When Pepin, Francin’s brother arrives Anna is happy that at last she will meet her husband’s brother. Pepin is a bit of a handful, he has quite a problem with alcohol and whenever he has money he can’t get rid of it fast enough, spending it on booze and the local ‘ladies of the night’. For some reason Pepin speaks with a Scottish accent, presumably the author wrote the character with a strong local accent and the translator, who grew up in Edinburgh decided to make the translation into Scots.

As ever with translated work I’m sure I’m missing things. Later in the story lots of things are being cut shorter by ten inches and Anna decides to have her hair cut too. Francin isn’t happy about that but almost worse is everyone else in the village is incensed by the loss of her golden hair too.

Strangely I also experienced this when as a 13 year old I decided to have my long apparently ‘golden’ hair cut too. I got my hair cut in the page boy style, it was all the rage in 1972. Nobody said anything to me about it, but there were several to my mind elderly bachelors in the neighbourhood who had never managed to cut their mummys’ apron strings, and they were all complaining to their mothers that I had cut my hair – and the mothers complained to my mother. That made me mad!

The second novella is The Little Town Where Time Stood Still, also published in Britain in 1993 but originally published in 1973. The schoolboy son of Francin and Anna is in awe of the men that he sees working on the river barges that he sees on his way home from school. He wants a tattoo like they have, one of a small boat is what he hankers after. The tattooist agrees to give him one on his chest but when he gets home he sees that he has been given a tattoo of a naked mermaid. He thinks his father will go mad when he sees it but while Francin is staring at the mermaid transfixed his attention is grabbed by ‘Uncle’ Pepin who is having one of his mad rants. He had come to stay with them for a fortnight and eight years later he was still there!

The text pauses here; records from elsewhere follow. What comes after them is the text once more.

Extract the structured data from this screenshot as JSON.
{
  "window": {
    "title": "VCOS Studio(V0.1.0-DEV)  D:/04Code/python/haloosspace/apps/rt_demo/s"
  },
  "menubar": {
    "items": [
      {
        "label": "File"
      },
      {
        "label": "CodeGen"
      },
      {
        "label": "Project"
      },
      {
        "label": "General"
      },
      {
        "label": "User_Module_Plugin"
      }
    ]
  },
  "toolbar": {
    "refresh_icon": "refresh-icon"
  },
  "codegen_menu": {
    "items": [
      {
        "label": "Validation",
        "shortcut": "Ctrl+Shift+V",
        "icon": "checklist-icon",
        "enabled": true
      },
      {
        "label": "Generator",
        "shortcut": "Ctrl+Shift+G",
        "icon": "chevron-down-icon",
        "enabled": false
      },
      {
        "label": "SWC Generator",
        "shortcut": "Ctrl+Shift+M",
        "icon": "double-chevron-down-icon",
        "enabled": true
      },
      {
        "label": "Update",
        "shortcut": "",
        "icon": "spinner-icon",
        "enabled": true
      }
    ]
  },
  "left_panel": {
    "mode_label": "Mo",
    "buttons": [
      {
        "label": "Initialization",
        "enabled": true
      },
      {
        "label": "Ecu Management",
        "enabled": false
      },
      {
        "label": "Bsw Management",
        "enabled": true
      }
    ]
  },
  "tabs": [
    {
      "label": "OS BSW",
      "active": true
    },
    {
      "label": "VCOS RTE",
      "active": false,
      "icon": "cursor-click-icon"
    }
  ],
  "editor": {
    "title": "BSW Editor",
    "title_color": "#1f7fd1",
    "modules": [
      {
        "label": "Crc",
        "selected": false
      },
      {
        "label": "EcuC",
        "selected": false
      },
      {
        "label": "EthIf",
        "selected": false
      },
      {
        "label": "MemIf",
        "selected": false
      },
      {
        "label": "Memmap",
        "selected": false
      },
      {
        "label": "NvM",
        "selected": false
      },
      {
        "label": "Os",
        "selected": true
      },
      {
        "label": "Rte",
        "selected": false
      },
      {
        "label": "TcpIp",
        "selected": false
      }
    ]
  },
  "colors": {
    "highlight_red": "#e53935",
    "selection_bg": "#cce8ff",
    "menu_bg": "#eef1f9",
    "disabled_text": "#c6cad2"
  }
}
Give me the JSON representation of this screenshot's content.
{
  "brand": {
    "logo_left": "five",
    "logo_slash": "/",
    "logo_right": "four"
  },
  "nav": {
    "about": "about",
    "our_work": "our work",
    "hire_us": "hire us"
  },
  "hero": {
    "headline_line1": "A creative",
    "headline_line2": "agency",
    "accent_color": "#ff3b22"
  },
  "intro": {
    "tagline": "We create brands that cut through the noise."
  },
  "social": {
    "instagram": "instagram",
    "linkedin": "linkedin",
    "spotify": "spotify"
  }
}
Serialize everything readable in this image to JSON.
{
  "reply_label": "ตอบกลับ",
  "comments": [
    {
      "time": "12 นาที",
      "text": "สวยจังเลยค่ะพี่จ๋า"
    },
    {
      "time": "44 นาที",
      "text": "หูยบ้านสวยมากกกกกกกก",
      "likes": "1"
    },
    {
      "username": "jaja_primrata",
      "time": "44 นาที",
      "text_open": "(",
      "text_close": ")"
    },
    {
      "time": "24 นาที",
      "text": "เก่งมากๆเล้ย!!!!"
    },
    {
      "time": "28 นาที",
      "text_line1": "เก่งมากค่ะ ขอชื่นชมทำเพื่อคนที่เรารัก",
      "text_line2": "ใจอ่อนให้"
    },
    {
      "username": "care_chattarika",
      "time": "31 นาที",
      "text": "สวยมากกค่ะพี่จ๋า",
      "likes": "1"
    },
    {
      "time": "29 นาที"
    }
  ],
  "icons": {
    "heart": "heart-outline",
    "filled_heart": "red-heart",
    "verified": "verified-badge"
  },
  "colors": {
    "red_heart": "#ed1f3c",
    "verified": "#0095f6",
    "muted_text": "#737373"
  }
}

By now it’s WW2 but the war doesn’t seem to have much of an effect on the small town. Life goes on much the same. Francin spends his spare time taking his motorbike’s engine apart and getting the locals to help him do it, an experience that none of them are ever going to repeat.

With the end of the war comes Communism. As Francin was the brewery manager he loses his job as managers aren’t proper workers. Despite the fact that he was popular with the workforce they can’t help him.

I enjoyed these novellas which feature quirky characters and humour.

The blurb on the back says: ‘Hrabal combines good humour and hilarity with tenderness and a tragic sense of his country’s history.’ OBSERVER

My garden in Fife, Scotland

The yellow rose ‘Golden Showers’ at my front door has started to bloom again. I had intended liberating it from the large tub it lives in, hoping that it might flower for a longer time if it is in the earth, but never got around to it, also I have no idea where I could shoehorn it in!

Rose , Golden Showers, my garden

Golden Showers Rose, my garden

The video is of a bit of my back garden. It’s very short and I did it mainly to capture some of the birdsong that fills the air most of the time.

Bird song video, my garden

I’m not great at recognising birdsong, I’m a bit better at bird spotting, but one day late last week I was sitting reading in the sun room when something brown flew past accompanied by a lot of screeching from the ever present sparrows. When I looked out the window I saw that some sort of raptor was sitting on the grass, it was Jack that realised that it had something in its claws. I suppose we now have one fewer sparrow around the place, slightly upsetting but I tell myself that the kestrel (?) has to eat too. This bird was like a much smaller version of a female sparrowhawk, I suppose it may have been a very young one, but I suspect it was a kestrel – whatever – we hadn’t seen one in the garden before.

Hawk , Kestrel